- What to produce
Reproduce the data shown below exactly.
══ Provided information
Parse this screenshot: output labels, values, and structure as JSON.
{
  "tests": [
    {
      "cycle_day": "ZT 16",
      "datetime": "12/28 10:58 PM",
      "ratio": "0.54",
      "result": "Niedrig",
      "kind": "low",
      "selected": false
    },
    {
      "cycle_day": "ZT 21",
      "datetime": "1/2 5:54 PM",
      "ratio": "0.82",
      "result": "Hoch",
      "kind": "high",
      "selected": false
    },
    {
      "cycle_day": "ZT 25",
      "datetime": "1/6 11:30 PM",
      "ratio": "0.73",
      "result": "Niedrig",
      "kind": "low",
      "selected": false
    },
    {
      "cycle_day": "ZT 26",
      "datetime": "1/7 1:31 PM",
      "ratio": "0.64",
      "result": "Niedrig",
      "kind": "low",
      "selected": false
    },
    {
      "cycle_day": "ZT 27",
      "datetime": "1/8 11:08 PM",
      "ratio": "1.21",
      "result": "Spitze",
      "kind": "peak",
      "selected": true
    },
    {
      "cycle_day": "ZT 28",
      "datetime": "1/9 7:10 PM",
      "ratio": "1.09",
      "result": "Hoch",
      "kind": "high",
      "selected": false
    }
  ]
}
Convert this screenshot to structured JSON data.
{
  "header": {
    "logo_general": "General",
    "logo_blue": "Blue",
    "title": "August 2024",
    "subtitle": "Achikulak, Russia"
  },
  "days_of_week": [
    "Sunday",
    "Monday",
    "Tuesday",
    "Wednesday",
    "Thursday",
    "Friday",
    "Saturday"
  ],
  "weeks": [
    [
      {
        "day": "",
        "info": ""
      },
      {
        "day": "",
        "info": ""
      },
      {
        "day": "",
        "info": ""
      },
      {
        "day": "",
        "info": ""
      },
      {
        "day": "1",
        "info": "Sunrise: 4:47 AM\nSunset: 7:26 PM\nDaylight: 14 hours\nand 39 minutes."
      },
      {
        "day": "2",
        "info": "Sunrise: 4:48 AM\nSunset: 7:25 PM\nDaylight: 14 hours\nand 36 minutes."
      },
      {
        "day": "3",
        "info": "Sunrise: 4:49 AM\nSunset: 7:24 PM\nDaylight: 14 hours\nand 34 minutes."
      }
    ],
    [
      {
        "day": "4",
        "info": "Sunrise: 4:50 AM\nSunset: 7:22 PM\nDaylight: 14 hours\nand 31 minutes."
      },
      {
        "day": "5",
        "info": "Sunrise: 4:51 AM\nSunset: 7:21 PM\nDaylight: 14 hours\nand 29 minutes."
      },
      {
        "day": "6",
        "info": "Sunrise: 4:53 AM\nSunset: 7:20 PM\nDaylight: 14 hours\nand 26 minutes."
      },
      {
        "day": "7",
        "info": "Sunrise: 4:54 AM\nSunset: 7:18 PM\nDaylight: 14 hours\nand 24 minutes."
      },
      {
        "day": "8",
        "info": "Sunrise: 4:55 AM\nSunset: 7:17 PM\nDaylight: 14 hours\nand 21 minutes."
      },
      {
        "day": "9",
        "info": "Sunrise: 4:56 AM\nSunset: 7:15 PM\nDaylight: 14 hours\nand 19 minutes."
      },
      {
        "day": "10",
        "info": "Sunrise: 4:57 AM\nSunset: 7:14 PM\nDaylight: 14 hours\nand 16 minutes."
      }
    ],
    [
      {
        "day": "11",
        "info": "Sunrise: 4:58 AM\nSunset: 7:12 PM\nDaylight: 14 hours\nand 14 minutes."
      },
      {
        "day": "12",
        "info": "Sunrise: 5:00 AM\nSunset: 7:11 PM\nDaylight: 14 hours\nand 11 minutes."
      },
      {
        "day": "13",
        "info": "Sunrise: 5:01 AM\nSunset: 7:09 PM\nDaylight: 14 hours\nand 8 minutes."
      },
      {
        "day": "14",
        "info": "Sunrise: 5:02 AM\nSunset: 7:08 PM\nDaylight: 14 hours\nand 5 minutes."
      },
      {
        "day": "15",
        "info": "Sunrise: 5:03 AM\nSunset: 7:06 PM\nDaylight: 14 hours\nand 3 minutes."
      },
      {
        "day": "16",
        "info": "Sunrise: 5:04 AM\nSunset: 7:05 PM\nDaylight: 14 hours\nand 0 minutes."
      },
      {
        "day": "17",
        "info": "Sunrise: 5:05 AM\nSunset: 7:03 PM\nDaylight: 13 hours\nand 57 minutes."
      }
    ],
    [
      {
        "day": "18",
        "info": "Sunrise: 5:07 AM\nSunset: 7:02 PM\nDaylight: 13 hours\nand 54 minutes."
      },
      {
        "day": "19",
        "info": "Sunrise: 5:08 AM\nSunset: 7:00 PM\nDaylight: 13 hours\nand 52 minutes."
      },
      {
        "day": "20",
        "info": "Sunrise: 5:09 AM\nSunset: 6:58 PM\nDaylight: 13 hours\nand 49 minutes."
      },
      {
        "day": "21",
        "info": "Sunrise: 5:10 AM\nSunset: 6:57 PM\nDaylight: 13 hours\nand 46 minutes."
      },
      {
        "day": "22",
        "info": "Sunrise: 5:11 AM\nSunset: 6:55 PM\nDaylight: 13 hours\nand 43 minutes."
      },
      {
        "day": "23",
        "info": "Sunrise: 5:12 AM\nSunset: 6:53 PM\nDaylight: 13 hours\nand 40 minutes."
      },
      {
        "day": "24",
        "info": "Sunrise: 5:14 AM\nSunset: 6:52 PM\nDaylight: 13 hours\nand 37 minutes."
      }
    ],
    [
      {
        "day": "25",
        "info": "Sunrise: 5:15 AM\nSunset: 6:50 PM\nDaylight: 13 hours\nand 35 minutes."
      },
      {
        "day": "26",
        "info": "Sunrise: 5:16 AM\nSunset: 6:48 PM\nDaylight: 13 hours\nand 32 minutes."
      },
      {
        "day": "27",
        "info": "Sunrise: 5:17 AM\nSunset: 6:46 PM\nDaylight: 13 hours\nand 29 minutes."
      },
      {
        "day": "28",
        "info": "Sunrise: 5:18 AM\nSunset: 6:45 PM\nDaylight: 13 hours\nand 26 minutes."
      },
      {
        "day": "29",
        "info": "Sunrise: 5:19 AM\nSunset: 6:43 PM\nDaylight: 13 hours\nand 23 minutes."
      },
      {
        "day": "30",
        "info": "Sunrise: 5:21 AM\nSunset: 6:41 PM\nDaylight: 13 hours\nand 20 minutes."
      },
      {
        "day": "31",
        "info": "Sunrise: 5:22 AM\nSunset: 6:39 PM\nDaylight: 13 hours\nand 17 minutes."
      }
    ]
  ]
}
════
- Task output
Parse this screenshot: output labels, values, and structure as JSON.
{
  "tests": [
    {
      "cycle_day": "ZT 16",
      "datetime": "12/28 10:58 PM",
      "ratio": "0.54",
      "result": "Niedrig",
      "kind": "low",
      "selected": false
    },
    {
      "cycle_day": "ZT 21",
      "datetime": "1/2 5:54 PM",
      "ratio": "0.82",
      "result": "Hoch",
      "kind": "high",
      "selected": false
    },
    {
      "cycle_day": "ZT 25",
      "datetime": "1/6 11:30 PM",
      "ratio": "0.73",
      "result": "Niedrig",
      "kind": "low",
      "selected": false
    },
    {
      "cycle_day": "ZT 26",
      "datetime": "1/7 1:31 PM",
      "ratio": "0.64",
      "result": "Niedrig",
      "kind": "low",
      "selected": false
    },
    {
      "cycle_day": "ZT 27",
      "datetime": "1/8 11:08 PM",
      "ratio": "1.21",
      "result": "Spitze",
      "kind": "peak",
      "selected": true
    },
    {
      "cycle_day": "ZT 28",
      "datetime": "1/9 7:10 PM",
      "ratio": "1.09",
      "result": "Hoch",
      "kind": "high",
      "selected": false
    }
  ]
}
Convert this screenshot to structured JSON data.
{
  "header": {
    "logo_general": "General",
    "logo_blue": "Blue",
    "title": "August 2024",
    "subtitle": "Achikulak, Russia"
  },
  "days_of_week": [
    "Sunday",
    "Monday",
    "Tuesday",
    "Wednesday",
    "Thursday",
    "Friday",
    "Saturday"
  ],
  "weeks": [
    [
      {
        "day": "",
        "info": ""
      },
      {
        "day": "",
        "info": ""
      },
      {
        "day": "",
        "info": ""
      },
      {
        "day": "",
        "info": ""
      },
      {
        "day": "1",
        "info": "Sunrise: 4:47 AM\nSunset: 7:26 PM\nDaylight: 14 hours\nand 39 minutes."
      },
      {
        "day": "2",
        "info": "Sunrise: 4:48 AM\nSunset: 7:25 PM\nDaylight: 14 hours\nand 36 minutes."
      },
      {
        "day": "3",
        "info": "Sunrise: 4:49 AM\nSunset: 7:24 PM\nDaylight: 14 hours\nand 34 minutes."
      }
    ],
    [
      {
        "day": "4",
        "info": "Sunrise: 4:50 AM\nSunset: 7:22 PM\nDaylight: 14 hours\nand 31 minutes."
      },
      {
        "day": "5",
        "info": "Sunrise: 4:51 AM\nSunset: 7:21 PM\nDaylight: 14 hours\nand 29 minutes."
      },
      {
        "day": "6",
        "info": "Sunrise: 4:53 AM\nSunset: 7:20 PM\nDaylight: 14 hours\nand 26 minutes."
      },
      {
        "day": "7",
        "info": "Sunrise: 4:54 AM\nSunset: 7:18 PM\nDaylight: 14 hours\nand 24 minutes."
      },
      {
        "day": "8",
        "info": "Sunrise: 4:55 AM\nSunset: 7:17 PM\nDaylight: 14 hours\nand 21 minutes."
      },
      {
        "day": "9",
        "info": "Sunrise: 4:56 AM\nSunset: 7:15 PM\nDaylight: 14 hours\nand 19 minutes."
      },
      {
        "day": "10",
        "info": "Sunrise: 4:57 AM\nSunset: 7:14 PM\nDaylight: 14 hours\nand 16 minutes."
      }
    ],
    [
      {
        "day": "11",
        "info": "Sunrise: 4:58 AM\nSunset: 7:12 PM\nDaylight: 14 hours\nand 14 minutes."
      },
      {
        "day": "12",
        "info": "Sunrise: 5:00 AM\nSunset: 7:11 PM\nDaylight: 14 hours\nand 11 minutes."
      },
      {
        "day": "13",
        "info": "Sunrise: 5:01 AM\nSunset: 7:09 PM\nDaylight: 14 hours\nand 8 minutes."
      },
      {
        "day": "14",
        "info": "Sunrise: 5:02 AM\nSunset: 7:08 PM\nDaylight: 14 hours\nand 5 minutes."
      },
      {
        "day": "15",
        "info": "Sunrise: 5:03 AM\nSunset: 7:06 PM\nDaylight: 14 hours\nand 3 minutes."
      },
      {
        "day": "16",
        "info": "Sunrise: 5:04 AM\nSunset: 7:05 PM\nDaylight: 14 hours\nand 0 minutes."
      },
      {
        "day": "17",
        "info": "Sunrise: 5:05 AM\nSunset: 7:03 PM\nDaylight: 13 hours\nand 57 minutes."
      }
    ],
    [
      {
        "day": "18",
        "info": "Sunrise: 5:07 AM\nSunset: 7:02 PM\nDaylight: 13 hours\nand 54 minutes."
      },
      {
        "day": "19",
        "info": "Sunrise: 5:08 AM\nSunset: 7:00 PM\nDaylight: 13 hours\nand 52 minutes."
      },
      {
        "day": "20",
        "info": "Sunrise: 5:09 AM\nSunset: 6:58 PM\nDaylight: 13 hours\nand 49 minutes."
      },
      {
        "day": "21",
        "info": "Sunrise: 5:10 AM\nSunset: 6:57 PM\nDaylight: 13 hours\nand 46 minutes."
      },
      {
        "day": "22",
        "info": "Sunrise: 5:11 AM\nSunset: 6:55 PM\nDaylight: 13 hours\nand 43 minutes."
      },
      {
        "day": "23",
        "info": "Sunrise: 5:12 AM\nSunset: 6:53 PM\nDaylight: 13 hours\nand 40 minutes."
      },
      {
        "day": "24",
        "info": "Sunrise: 5:14 AM\nSunset: 6:52 PM\nDaylight: 13 hours\nand 37 minutes."
      }
    ],
    [
      {
        "day": "25",
        "info": "Sunrise: 5:15 AM\nSunset: 6:50 PM\nDaylight: 13 hours\nand 35 minutes."
      },
      {
        "day": "26",
        "info": "Sunrise: 5:16 AM\nSunset: 6:48 PM\nDaylight: 13 hours\nand 32 minutes."
      },
      {
        "day": "27",
        "info": "Sunrise: 5:17 AM\nSunset: 6:46 PM\nDaylight: 13 hours\nand 29 minutes."
      },
      {
        "day": "28",
        "info": "Sunrise: 5:18 AM\nSunset: 6:45 PM\nDaylight: 13 hours\nand 26 minutes."
      },
      {
        "day": "29",
        "info": "Sunrise: 5:19 AM\nSunset: 6:43 PM\nDaylight: 13 hours\nand 23 minutes."
      },
      {
        "day": "30",
        "info": "Sunrise: 5:21 AM\nSunset: 6:41 PM\nDaylight: 13 hours\nand 20 minutes."
      },
      {
        "day": "31",
        "info": "Sunrise: 5:22 AM\nSunset: 6:39 PM\nDaylight: 13 hours\nand 17 minutes."
      }
    ]
  ]
}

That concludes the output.